The article presents literature data and therapeutic experience on the use of oral provocation tests. They are considered to be the golden standard for the diagnosis of food allergy and provide an opportunity not only to confirm the presence of the condition, but also to determine the level of tolerance to the product and to monitor the effectiveness of food desensitization. The risks and indications for oral provocation tests are presented. Difficulties in the results interpretation have also been evaluated. In particular, information about the fact that the mild, subjective, or atypical symptoms of food allergy are most complicated in the evaluation, as they can not only indicate the beginning of the development of serious reactions, but also be the result of the influence of emotional factors. The individual approach to choosing the dose of the food allergen and the interval between its administration during oral provocation tests was described. Our therapeutic experience confirms that symptoms during oral provocation tests predominantly occur after the administration of the allergen in higher doses. And, accordingly, at higher doses, as a rule, there were more severe symptoms of food allergy. A short time interval between the administration of an allergen (less than 30 minutes) can complicate the interpretation of the results and compromise the test. The article presents a clinical case of the oral provocation test in a 7-month-old child, which confirmed the presence of allergy to cow’s milk proteins. This case allows us to trace the peculiarities of the diagnostic investigation and the method of conducting the test at an early age using infant formulas (standard adapted milk and formula with complete protein hydrolysis).

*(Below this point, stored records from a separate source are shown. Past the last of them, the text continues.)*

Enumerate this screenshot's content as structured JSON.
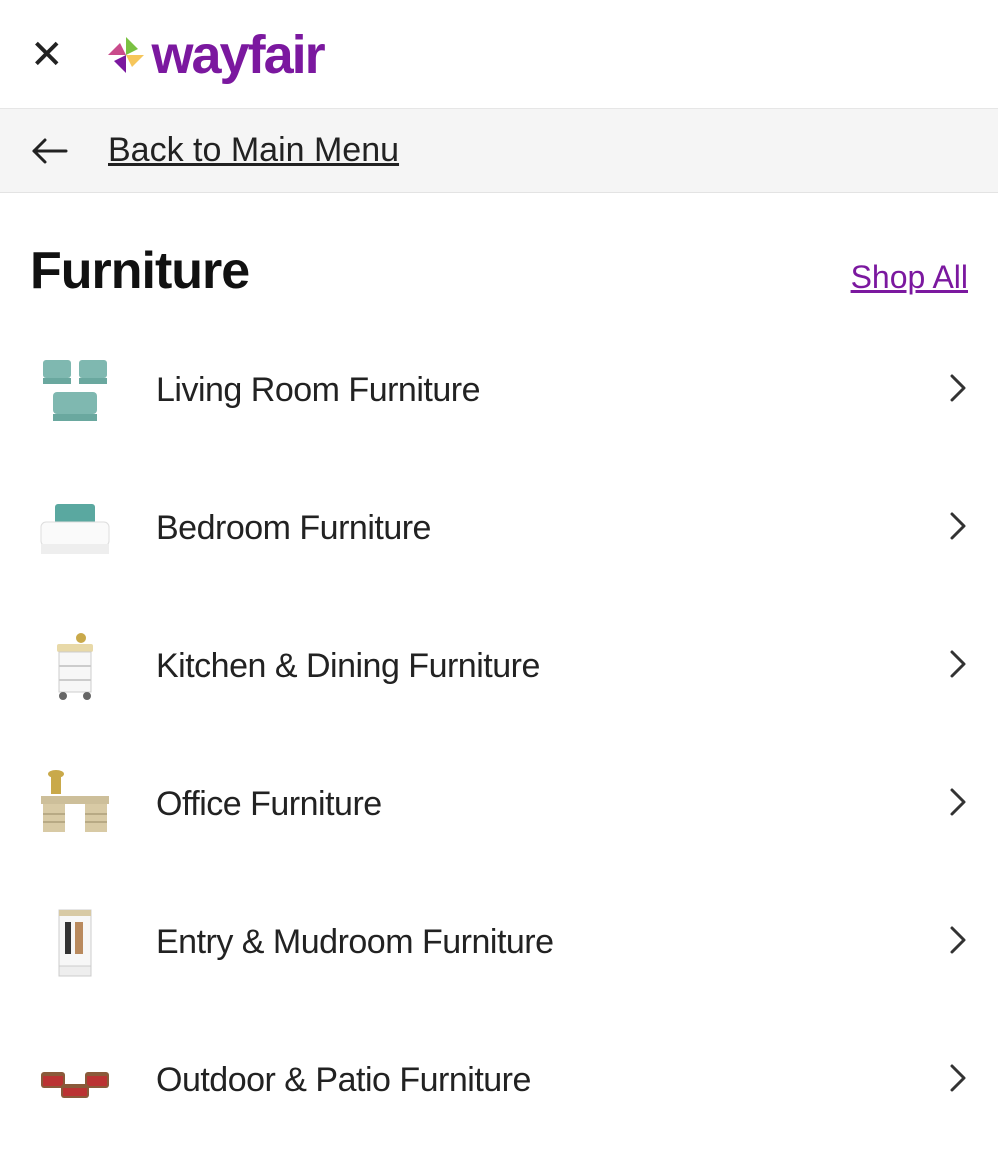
{
  "brand": "wayfair",
  "nav": {
    "back_label": "Back to Main Menu"
  },
  "page": {
    "title": "Furniture",
    "shop_all": "Shop All"
  },
  "list": {
    "items": [
      {
        "id": "living-room",
        "label": "Living Room Furniture",
        "icon": "sofa-chairs-icon"
      },
      {
        "id": "bedroom",
        "label": "Bedroom Furniture",
        "icon": "bed-icon"
      },
      {
        "id": "kitchen-dining",
        "label": "Kitchen & Dining Furniture",
        "icon": "kitchen-cart-icon"
      },
      {
        "id": "office",
        "label": "Office Furniture",
        "icon": "desk-icon"
      },
      {
        "id": "entry-mudroom",
        "label": "Entry & Mudroom Furniture",
        "icon": "hall-tree-icon"
      },
      {
        "id": "outdoor-patio",
        "label": "Outdoor & Patio Furniture",
        "icon": "patio-set-icon"
      }
    ]
  }
}
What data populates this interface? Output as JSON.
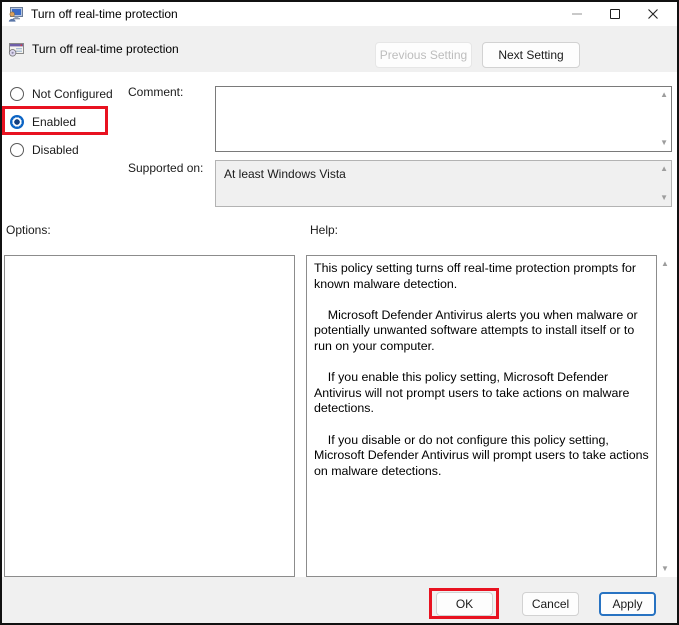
{
  "window": {
    "title": "Turn off real-time protection"
  },
  "icons": {
    "app": "group-policy-monitor-user",
    "policy": "policy-setting-window-disc",
    "scroll_up": "▲",
    "scroll_down": "▼"
  },
  "header": {
    "setting_name": "Turn off real-time protection",
    "previous_button": "Previous Setting",
    "next_button": "Next Setting"
  },
  "state_options": {
    "radios": [
      {
        "label": "Not Configured",
        "selected": false
      },
      {
        "label": "Enabled",
        "selected": true
      },
      {
        "label": "Disabled",
        "selected": false
      }
    ]
  },
  "comment": {
    "label": "Comment:",
    "value": ""
  },
  "supported": {
    "label": "Supported on:",
    "value": "At least Windows Vista"
  },
  "options_panel": {
    "label": "Options:"
  },
  "help_panel": {
    "label": "Help:",
    "text": "This policy setting turns off real-time protection prompts for known malware detection.\n\n    Microsoft Defender Antivirus alerts you when malware or potentially unwanted software attempts to install itself or to run on your computer.\n\n    If you enable this policy setting, Microsoft Defender Antivirus will not prompt users to take actions on malware detections.\n\n    If you disable or do not configure this policy setting, Microsoft Defender Antivirus will prompt users to take actions on malware detections."
  },
  "footer": {
    "ok": "OK",
    "cancel": "Cancel",
    "apply": "Apply"
  },
  "colors": {
    "accent": "#0b64c4",
    "annotation": "#e81220",
    "chrome_bg": "#f0f0f0"
  }
}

children; oral provocation tests; allergy; tolerance; complete protein hydrolysis formula